I am no expert. But I am desperate to continue being a disciple of Christ, despite the pressures of having small children. John Ortberg suggests we should be ‘training’ rather than ‘trying’. This makes a lot of sense. Have you ever tried to lose weight? Tried to go for a run? You may have had some success, but ultimately when we try to do something, the focus is on a point which we haven’t yet reached (a goal weight or a running time), and therefore we’re bound to feel like we’ve failed.
When we’re in training, however, the focus is still on where we would like to be, but there is an understanding that we can’t fast forward to that point immediately. We realise we can’t lose three stone overnight, but we know that if we train ourselves into different eating habits, more exercise, etc, then that overall goal is more than possible.
So I’m applying this principle to my prayer life. I am not discouraged when I have a busy day and pray little. But I’m in training for a more disciplined life of prayer. Here are a couple of practical things which help me.
Pray without ceasing (1 Thessalonians 5:17)
As I ‘train’ to live a life of prayer-on-the-go, I figure I will start with the times when I am pushing the buggy. As a prompt, I have attached this band to my buggy handle:
It reminds me to pray (if not conversing with Joel or anyone I might be walking with). Great. A reminder. But what do I pray for? Baby-brain kicks in, and if I wasn’t in training then I’d have nowhere to start. But I am – so my decision is that my buggy prayers will focus first on whoever is in the buggy. Next, I will pray for wherever we’re going, whatever we’re doing, and the people we’re likely to meet. Once I’ve done that, we may be at our destination – if not, then my praying brain has usually been warmed up sufficiently to remember other prayer needs.
I am a visual learner…images help me to concentrate. So I made a prayer board. As Al says: “Bored of prayer? Then try the board of prayer!” (He was very pleased with himself for that one.)
I’ve been wanting to make a prayer board for ages…finally, the planet of Spare Time has aligned itself with the planet of “Eventually-got-a-noticeboard-on-Freecycle”, whilst the moons of “Got-round-to-printing-off-some-photos” and “Collected a few prayer letters” have collided…and it’s done. It displays photos of family, friends and godchildren we are praying for. There are pictures, logos and prayer points for the organisations we support. There is space to add new prayer requests.
It’s a helpful place to keep prayer letters where they’ll actually be seen, read, and hopefully prayed through. It stimulates my weary mind when I know there is stuff to be praying for, but can’t remember exactly what. Effectively, it makes better use of my (limited) prayer time, as I can launch straight in, rather than spend three minutes trying to remember what I’m meant to be praying for, then get interrupted by a waking child or an incident involving wee. It’s also totally fab for encouraging Joel to pray! He loves looking at the pictures of his friends and family, and praying (or asking me to pray) for them.
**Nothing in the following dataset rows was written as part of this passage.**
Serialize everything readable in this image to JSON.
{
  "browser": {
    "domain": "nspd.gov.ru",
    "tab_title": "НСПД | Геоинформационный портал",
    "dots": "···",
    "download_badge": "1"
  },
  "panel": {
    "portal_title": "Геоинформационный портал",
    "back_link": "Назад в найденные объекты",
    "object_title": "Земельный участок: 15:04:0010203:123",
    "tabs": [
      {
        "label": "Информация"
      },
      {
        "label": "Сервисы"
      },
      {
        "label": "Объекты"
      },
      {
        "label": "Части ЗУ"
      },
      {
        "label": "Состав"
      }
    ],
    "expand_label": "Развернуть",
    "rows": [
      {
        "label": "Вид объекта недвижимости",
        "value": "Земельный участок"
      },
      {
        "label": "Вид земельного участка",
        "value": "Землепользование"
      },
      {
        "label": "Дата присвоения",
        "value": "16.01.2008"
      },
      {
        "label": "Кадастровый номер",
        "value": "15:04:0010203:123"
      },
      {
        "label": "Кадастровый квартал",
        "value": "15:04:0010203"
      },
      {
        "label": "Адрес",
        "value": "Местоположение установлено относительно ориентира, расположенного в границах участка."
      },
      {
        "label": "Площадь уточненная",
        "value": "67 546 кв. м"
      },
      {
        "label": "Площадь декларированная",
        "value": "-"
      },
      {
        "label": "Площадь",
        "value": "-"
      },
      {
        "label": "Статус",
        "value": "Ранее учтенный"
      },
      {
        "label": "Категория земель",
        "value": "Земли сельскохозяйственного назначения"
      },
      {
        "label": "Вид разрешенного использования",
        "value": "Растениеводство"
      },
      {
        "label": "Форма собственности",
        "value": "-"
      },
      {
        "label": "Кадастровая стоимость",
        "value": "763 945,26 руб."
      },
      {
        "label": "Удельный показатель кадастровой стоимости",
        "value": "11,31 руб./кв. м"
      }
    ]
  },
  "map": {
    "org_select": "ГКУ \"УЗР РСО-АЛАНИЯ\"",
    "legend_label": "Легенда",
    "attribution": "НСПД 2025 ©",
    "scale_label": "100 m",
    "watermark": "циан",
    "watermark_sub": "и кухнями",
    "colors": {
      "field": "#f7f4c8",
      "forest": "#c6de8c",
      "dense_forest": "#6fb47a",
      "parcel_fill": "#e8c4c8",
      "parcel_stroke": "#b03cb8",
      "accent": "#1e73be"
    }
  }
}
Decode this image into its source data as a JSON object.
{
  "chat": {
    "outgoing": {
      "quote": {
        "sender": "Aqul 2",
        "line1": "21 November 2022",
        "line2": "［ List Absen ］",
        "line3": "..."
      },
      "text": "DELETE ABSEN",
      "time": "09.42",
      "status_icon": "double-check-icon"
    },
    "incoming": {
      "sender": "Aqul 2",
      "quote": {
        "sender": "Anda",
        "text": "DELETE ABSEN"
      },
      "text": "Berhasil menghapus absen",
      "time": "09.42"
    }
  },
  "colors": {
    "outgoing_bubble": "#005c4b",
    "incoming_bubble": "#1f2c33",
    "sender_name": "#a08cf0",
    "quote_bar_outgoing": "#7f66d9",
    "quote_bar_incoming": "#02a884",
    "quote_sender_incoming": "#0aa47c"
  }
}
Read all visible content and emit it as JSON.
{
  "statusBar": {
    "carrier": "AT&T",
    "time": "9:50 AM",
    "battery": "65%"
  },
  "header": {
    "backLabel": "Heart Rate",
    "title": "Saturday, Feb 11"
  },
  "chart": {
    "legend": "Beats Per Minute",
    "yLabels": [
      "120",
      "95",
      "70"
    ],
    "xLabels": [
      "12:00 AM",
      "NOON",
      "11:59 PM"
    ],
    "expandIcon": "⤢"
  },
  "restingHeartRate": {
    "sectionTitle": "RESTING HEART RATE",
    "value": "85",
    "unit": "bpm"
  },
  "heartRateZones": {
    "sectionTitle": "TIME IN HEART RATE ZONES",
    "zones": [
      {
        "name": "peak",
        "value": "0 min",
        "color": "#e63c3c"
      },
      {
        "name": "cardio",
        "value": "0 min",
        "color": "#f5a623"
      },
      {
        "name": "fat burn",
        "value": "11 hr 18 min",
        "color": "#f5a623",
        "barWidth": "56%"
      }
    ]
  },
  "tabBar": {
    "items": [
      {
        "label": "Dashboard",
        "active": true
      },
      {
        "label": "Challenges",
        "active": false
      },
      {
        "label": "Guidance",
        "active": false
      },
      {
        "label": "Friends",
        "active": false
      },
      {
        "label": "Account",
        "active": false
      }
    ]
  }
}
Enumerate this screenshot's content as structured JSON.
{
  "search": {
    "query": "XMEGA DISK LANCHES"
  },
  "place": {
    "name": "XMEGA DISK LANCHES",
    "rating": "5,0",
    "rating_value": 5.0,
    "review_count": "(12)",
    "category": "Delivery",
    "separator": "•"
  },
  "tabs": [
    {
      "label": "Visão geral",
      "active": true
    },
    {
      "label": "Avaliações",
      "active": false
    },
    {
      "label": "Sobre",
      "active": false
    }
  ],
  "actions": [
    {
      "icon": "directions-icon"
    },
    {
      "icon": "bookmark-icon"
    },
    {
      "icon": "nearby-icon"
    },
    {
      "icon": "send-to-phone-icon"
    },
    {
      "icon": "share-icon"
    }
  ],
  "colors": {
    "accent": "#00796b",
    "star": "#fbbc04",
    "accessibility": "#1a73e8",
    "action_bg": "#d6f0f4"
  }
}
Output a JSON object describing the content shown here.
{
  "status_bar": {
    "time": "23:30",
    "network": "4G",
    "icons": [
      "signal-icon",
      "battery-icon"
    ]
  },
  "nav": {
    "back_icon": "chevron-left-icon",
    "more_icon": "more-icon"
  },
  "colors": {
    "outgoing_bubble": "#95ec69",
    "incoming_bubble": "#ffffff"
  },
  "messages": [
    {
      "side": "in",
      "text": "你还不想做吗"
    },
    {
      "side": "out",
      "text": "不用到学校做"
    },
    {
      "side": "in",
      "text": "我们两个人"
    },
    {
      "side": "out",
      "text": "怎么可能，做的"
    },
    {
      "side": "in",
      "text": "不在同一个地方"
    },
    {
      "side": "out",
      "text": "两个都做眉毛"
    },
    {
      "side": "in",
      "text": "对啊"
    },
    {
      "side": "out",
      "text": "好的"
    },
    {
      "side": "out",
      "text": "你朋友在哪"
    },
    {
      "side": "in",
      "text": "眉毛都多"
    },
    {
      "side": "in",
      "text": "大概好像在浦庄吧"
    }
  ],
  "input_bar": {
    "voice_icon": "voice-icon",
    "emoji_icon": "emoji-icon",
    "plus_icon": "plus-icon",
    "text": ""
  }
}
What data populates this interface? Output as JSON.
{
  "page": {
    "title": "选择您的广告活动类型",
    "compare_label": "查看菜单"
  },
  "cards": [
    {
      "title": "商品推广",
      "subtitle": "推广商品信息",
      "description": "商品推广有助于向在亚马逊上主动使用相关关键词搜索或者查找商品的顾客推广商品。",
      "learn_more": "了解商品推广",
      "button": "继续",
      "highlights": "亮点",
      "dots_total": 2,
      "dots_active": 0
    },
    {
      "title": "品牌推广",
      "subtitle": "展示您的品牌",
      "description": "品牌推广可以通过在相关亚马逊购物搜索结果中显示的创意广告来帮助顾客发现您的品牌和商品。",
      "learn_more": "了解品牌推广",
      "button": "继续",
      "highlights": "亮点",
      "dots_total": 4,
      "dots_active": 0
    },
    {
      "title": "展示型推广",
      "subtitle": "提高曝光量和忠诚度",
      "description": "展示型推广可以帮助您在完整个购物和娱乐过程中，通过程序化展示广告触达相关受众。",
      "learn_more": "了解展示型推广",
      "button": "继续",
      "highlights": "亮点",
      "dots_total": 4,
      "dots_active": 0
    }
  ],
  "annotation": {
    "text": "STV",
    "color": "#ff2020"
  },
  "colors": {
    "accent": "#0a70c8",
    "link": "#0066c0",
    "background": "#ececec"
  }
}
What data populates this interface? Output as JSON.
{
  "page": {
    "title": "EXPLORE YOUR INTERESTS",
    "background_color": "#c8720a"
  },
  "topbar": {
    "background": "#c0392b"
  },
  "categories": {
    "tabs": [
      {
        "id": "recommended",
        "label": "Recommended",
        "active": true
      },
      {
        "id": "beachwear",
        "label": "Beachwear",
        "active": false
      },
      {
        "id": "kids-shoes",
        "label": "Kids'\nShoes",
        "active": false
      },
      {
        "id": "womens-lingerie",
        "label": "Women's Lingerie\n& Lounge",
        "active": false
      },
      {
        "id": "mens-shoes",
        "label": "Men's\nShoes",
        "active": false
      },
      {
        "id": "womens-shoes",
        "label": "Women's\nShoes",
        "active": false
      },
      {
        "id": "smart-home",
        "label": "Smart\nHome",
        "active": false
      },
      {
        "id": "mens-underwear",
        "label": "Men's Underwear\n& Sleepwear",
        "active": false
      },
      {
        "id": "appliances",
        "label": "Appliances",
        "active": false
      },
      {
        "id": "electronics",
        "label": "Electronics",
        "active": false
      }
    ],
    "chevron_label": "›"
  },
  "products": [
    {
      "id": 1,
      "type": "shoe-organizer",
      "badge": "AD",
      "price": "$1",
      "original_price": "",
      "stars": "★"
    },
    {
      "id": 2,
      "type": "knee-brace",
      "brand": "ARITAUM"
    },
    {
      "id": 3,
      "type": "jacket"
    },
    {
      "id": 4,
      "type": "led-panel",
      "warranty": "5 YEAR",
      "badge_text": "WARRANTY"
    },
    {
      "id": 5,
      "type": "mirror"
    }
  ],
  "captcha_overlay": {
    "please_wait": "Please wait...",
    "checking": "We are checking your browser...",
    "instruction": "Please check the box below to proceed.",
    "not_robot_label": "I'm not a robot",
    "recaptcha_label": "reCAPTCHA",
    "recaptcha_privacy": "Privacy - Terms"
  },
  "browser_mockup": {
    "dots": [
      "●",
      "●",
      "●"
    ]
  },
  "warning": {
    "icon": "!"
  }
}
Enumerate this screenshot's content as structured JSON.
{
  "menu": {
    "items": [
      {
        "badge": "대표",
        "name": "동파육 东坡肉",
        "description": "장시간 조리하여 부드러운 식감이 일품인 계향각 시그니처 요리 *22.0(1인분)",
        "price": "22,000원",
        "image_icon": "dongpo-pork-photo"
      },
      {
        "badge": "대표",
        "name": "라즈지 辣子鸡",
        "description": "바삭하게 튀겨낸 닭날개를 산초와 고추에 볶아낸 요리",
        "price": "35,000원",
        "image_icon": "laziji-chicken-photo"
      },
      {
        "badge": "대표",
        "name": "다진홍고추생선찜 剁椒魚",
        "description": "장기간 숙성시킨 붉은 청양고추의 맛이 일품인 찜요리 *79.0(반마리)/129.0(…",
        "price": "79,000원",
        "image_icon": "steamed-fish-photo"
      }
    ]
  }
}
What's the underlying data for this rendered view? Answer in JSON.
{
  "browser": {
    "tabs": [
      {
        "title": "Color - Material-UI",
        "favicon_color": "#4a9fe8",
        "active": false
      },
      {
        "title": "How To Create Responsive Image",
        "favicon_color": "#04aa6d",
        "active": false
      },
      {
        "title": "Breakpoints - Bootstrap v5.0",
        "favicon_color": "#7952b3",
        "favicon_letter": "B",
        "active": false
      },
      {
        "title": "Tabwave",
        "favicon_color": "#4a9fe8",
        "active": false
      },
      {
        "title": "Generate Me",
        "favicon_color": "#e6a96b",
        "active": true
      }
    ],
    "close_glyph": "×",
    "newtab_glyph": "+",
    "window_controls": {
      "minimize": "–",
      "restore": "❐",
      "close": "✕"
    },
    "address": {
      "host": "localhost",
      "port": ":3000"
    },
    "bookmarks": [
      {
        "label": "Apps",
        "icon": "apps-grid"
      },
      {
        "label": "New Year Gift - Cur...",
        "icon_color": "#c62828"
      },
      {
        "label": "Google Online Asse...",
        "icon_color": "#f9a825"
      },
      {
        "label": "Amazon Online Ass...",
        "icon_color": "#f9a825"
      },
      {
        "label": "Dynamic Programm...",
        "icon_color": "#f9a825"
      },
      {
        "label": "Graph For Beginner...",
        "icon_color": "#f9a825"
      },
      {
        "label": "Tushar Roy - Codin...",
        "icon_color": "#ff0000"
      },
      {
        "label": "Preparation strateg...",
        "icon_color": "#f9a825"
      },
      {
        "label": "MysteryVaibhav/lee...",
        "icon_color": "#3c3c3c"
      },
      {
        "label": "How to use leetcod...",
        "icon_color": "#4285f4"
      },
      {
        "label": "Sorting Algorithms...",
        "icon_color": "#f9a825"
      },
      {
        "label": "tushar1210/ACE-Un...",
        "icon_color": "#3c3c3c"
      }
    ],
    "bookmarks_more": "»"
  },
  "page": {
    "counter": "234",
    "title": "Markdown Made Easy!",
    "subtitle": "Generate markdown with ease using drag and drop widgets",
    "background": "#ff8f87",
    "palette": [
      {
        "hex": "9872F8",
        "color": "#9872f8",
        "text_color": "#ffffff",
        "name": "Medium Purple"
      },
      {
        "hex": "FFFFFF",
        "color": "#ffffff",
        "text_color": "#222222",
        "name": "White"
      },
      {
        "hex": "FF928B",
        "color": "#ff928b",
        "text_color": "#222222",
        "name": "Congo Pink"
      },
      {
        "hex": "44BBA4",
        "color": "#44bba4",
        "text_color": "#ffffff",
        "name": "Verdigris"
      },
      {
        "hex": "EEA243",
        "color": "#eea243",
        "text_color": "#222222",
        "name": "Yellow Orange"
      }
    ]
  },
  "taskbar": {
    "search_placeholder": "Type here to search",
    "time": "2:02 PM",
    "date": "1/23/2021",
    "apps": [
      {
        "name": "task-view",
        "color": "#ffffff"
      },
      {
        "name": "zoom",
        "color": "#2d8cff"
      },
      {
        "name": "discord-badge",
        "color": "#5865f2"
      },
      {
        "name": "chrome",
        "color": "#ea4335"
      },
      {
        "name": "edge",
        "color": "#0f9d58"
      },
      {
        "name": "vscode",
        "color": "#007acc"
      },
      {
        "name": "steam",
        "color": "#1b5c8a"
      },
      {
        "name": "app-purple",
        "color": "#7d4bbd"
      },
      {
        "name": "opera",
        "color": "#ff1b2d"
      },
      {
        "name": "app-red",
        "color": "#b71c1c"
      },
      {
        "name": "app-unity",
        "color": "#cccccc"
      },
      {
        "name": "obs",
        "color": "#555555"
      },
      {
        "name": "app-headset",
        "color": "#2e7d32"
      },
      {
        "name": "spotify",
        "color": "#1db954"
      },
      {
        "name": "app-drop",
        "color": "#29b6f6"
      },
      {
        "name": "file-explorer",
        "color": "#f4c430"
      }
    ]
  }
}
God made you…YOU!
My friend Hannah reckons a lot of it comes down to recognising what type of people or pray-ers God has made us. If you’re an activist (me), then perhaps doing something, and then using that as a prayer stimulus, is the way to go. Her example was: buy a box of chocolates, then pray about who to give them to. If you’re a prophetic pray-er, then you could commit to praying prophetically for a specific person. As Hannah says, “If we work within our gifts to start with then perhaps it will open paths for different types of prayer”.
This is just the type of discussion I hoped my blog would start! So – over to you – what are your practical ideas for prayer?
P.S. One more day to enter this giveaway!